“The vehicle park is now hundreds of billions of dollars more valuable,” Charlie Chesbrough, Cox senior economist, told Business Insider. “Do I replace that engine? Do I fix that transmission and spend thousands on this vehicle? The economics have really changed to suggest, yes, it makes more sense to invest in that vehicle.”
All of these factors have come together to make the used car market pretty unbearable. Basically, there are fewer off-lease (read: newer and low-milage, but still used) vehicles headed to the used market. However, this hasn’t slowed down the market’s appetite for these types of vehicles.
It takes simple math to realize that fewer options on dealer lots, but with the same amount of demand will keep inventory low and prices high. It’s an unfortunate reality of folks like me who cannot afford to buy a new car.
High used car prices have just recently started to subside, even if it is only slightly.

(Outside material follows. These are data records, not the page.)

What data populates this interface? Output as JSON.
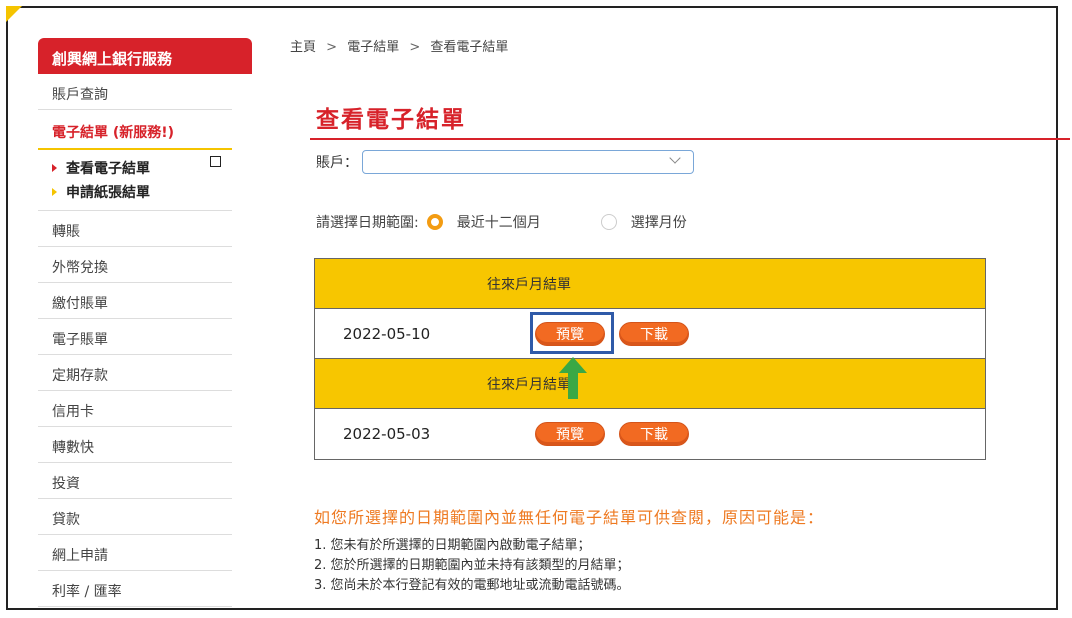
{
  "sidebar": {
    "header": "創興網上銀行服務",
    "items": [
      {
        "label": "賬戶查詢"
      },
      {
        "label": "電子結單 (新服務!)"
      },
      {
        "label": "轉賬"
      },
      {
        "label": "外幣兌換"
      },
      {
        "label": "繳付賬單"
      },
      {
        "label": "電子賬單"
      },
      {
        "label": "定期存款"
      },
      {
        "label": "信用卡"
      },
      {
        "label": "轉數快"
      },
      {
        "label": "投資"
      },
      {
        "label": "貸款"
      },
      {
        "label": "網上申請"
      },
      {
        "label": "利率 / 匯率"
      }
    ],
    "subitems": [
      {
        "label": "查看電子結單"
      },
      {
        "label": "申請紙張結單"
      }
    ]
  },
  "breadcrumb": {
    "home": "主頁",
    "level1": "電子結單",
    "current": "查看電子結單",
    "separator": ">"
  },
  "page_title": "查看電子結單",
  "account": {
    "label": "賬戶：",
    "value": ""
  },
  "date_range": {
    "label": "請選擇日期範圍:",
    "options": [
      {
        "label": "最近十二個月",
        "selected": true
      },
      {
        "label": "選擇月份",
        "selected": false
      }
    ]
  },
  "statements": [
    {
      "header": "往來戶月結單",
      "date": "2022-05-10",
      "preview_label": "預覽",
      "download_label": "下載"
    },
    {
      "header": "往來戶月結單",
      "date": "2022-05-03",
      "preview_label": "預覽",
      "download_label": "下載"
    }
  ],
  "notice": {
    "title": "如您所選擇的日期範圍內並無任何電子結單可供查閱，原因可能是：",
    "lines": [
      "1. 您未有於所選擇的日期範圍內啟動電子結單；",
      "2. 您於所選擇的日期範圍內並未持有該類型的月結單；",
      "3. 您尚未於本行登記有效的電郵地址或流動電話號碼。"
    ]
  },
  "colors": {
    "brand_red": "#d7222a",
    "yellow": "#f7c600",
    "button_orange": "#f26a22",
    "highlight_blue": "#2f5aa8",
    "arrow_green": "#3aa845"
  },
  "icons": {
    "chevron": "chevron-down-icon",
    "arrow": "arrow-up-icon",
    "bullet": "triangle-bullet-icon"
  }
}
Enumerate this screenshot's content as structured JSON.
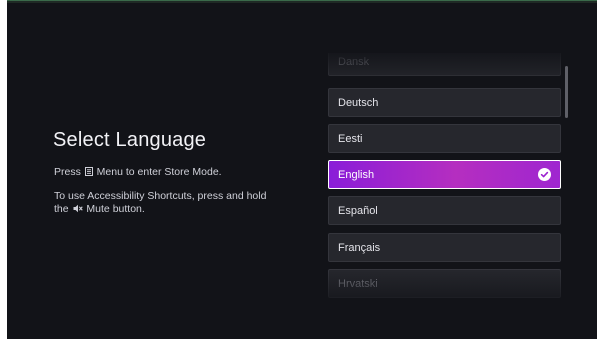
{
  "title": "Select Language",
  "hints": {
    "store_before": "Press ",
    "store_icon": "menu-icon",
    "store_after": " Menu to enter Store Mode.",
    "access_line1": "To use Accessibility Shortcuts, press and hold",
    "access_before": "the ",
    "access_icon": "mute-icon",
    "access_after": " Mute button."
  },
  "languages": [
    {
      "label": "Dansk",
      "selected": false
    },
    {
      "label": "Deutsch",
      "selected": false
    },
    {
      "label": "Eesti",
      "selected": false
    },
    {
      "label": "English",
      "selected": true
    },
    {
      "label": "Español",
      "selected": false
    },
    {
      "label": "Français",
      "selected": false
    },
    {
      "label": "Hrvatski",
      "selected": false
    }
  ],
  "selected_check_icon": "check-circle-icon",
  "colors": {
    "background": "#121318",
    "row": "#26272d",
    "selected_start": "#8a1dd8",
    "selected_end": "#b52ec0"
  }
}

Business Insider says information from Cox shows that the average cost of a used car in the U.S. in December 2022 was $27,143.